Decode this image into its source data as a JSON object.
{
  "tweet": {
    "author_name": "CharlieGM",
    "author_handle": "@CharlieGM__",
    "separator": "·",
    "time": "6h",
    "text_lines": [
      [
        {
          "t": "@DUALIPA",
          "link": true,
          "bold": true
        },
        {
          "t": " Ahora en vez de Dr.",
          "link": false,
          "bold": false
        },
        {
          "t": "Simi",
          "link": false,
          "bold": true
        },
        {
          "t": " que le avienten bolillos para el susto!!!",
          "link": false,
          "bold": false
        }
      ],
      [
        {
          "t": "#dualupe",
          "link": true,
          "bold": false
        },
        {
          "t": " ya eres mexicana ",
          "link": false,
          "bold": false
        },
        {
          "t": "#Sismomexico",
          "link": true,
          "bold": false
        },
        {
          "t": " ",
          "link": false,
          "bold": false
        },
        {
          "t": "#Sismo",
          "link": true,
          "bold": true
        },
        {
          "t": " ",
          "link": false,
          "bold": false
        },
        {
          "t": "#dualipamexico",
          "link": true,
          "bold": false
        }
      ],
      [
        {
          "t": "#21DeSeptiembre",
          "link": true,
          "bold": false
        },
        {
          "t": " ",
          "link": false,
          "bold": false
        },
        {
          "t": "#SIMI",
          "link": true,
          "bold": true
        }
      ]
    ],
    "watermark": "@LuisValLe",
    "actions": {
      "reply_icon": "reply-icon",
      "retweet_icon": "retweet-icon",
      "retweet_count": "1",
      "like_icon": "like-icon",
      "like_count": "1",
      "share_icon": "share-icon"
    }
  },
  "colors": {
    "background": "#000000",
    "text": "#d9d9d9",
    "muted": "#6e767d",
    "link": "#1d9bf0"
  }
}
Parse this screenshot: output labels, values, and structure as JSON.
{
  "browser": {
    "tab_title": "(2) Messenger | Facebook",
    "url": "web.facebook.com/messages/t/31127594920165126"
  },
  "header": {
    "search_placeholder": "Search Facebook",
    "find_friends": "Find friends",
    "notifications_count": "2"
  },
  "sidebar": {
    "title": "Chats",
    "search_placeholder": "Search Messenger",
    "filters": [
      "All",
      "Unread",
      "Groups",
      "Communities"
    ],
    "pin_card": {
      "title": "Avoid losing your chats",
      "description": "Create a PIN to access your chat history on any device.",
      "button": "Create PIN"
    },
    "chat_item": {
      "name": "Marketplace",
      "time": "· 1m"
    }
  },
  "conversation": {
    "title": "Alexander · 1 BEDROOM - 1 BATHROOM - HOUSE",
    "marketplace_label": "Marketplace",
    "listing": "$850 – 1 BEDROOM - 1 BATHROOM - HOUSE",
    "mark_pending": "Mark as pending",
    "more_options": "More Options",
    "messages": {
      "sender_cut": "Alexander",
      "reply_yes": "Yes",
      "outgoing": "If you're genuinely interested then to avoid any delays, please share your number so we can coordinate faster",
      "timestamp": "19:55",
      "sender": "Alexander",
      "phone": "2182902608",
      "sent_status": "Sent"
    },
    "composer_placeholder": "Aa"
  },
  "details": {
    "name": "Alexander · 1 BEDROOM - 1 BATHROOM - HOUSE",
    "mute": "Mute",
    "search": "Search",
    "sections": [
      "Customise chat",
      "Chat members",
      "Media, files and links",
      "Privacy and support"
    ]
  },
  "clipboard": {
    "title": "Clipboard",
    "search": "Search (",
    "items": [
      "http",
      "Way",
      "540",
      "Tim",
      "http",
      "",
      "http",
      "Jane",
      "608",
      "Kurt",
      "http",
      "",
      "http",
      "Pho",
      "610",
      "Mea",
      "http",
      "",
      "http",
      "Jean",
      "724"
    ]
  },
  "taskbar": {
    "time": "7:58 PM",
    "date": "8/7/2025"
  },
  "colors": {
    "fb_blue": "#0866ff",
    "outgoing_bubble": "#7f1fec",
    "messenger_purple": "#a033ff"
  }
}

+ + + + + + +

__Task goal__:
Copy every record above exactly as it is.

__Result of this task__:
Decode this image into its source data as a JSON object.
{
  "tweet": {
    "author_name": "CharlieGM",
    "author_handle": "@CharlieGM__",
    "separator": "·",
    "time": "6h",
    "text_lines": [
      [
        {
          "t": "@DUALIPA",
          "link": true,
          "bold": true
        },
        {
          "t": " Ahora en vez de Dr.",
          "link": false,
          "bold": false
        },
        {
          "t": "Simi",
          "link": false,
          "bold": true
        },
        {
          "t": " que le avienten bolillos para el susto!!!",
          "link": false,
          "bold": false
        }
      ],
      [
        {
          "t": "#dualupe",
          "link": true,
          "bold": false
        },
        {
          "t": " ya eres mexicana ",
          "link": false,
          "bold": false
        },
        {
          "t": "#Sismomexico",
          "link": true,
          "bold": false
        },
        {
          "t": " ",
          "link": false,
          "bold": false
        },
        {
          "t": "#Sismo",
          "link": true,
          "bold": true
        },
        {
          "t": " ",
          "link": false,
          "bold": false
        },
        {
          "t": "#dualipamexico",
          "link": true,
          "bold": false
        }
      ],
      [
        {
          "t": "#21DeSeptiembre",
          "link": true,
          "bold": false
        },
        {
          "t": " ",
          "link": false,
          "bold": false
        },
        {
          "t": "#SIMI",
          "link": true,
          "bold": true
        }
      ]
    ],
    "watermark": "@LuisValLe",
    "actions": {
      "reply_icon": "reply-icon",
      "retweet_icon": "retweet-icon",
      "retweet_count": "1",
      "like_icon": "like-icon",
      "like_count": "1",
      "share_icon": "share-icon"
    }
  },
  "colors": {
    "background": "#000000",
    "text": "#d9d9d9",
    "muted": "#6e767d",
    "link": "#1d9bf0"
  }
}
Parse this screenshot: output labels, values, and structure as JSON.
{
  "browser": {
    "tab_title": "(2) Messenger | Facebook",
    "url": "web.facebook.com/messages/t/31127594920165126"
  },
  "header": {
    "search_placeholder": "Search Facebook",
    "find_friends": "Find friends",
    "notifications_count": "2"
  },
  "sidebar": {
    "title": "Chats",
    "search_placeholder": "Search Messenger",
    "filters": [
      "All",
      "Unread",
      "Groups",
      "Communities"
    ],
    "pin_card": {
      "title": "Avoid losing your chats",
      "description": "Create a PIN to access your chat history on any device.",
      "button": "Create PIN"
    },
    "chat_item": {
      "name": "Marketplace",
      "time": "· 1m"
    }
  },
  "conversation": {
    "title": "Alexander · 1 BEDROOM - 1 BATHROOM - HOUSE",
    "marketplace_label": "Marketplace",
    "listing": "$850 – 1 BEDROOM - 1 BATHROOM - HOUSE",
    "mark_pending": "Mark as pending",
    "more_options": "More Options",
    "messages": {
      "sender_cut": "Alexander",
      "reply_yes": "Yes",
      "outgoing": "If you're genuinely interested then to avoid any delays, please share your number so we can coordinate faster",
      "timestamp": "19:55",
      "sender": "Alexander",
      "phone": "2182902608",
      "sent_status": "Sent"
    },
    "composer_placeholder": "Aa"
  },
  "details": {
    "name": "Alexander · 1 BEDROOM - 1 BATHROOM - HOUSE",
    "mute": "Mute",
    "search": "Search",
    "sections": [
      "Customise chat",
      "Chat members",
      "Media, files and links",
      "Privacy and support"
    ]
  },
  "clipboard": {
    "title": "Clipboard",
    "search": "Search (",
    "items": [
      "http",
      "Way",
      "540",
      "Tim",
      "http",
      "",
      "http",
      "Jane",
      "608",
      "Kurt",
      "http",
      "",
      "http",
      "Pho",
      "610",
      "Mea",
      "http",
      "",
      "http",
      "Jean",
      "724"
    ]
  },
  "taskbar": {
    "time": "7:58 PM",
    "date": "8/7/2025"
  },
  "colors": {
    "fb_blue": "#0866ff",
    "outgoing_bubble": "#7f1fec",
    "messenger_purple": "#a033ff"
  }
}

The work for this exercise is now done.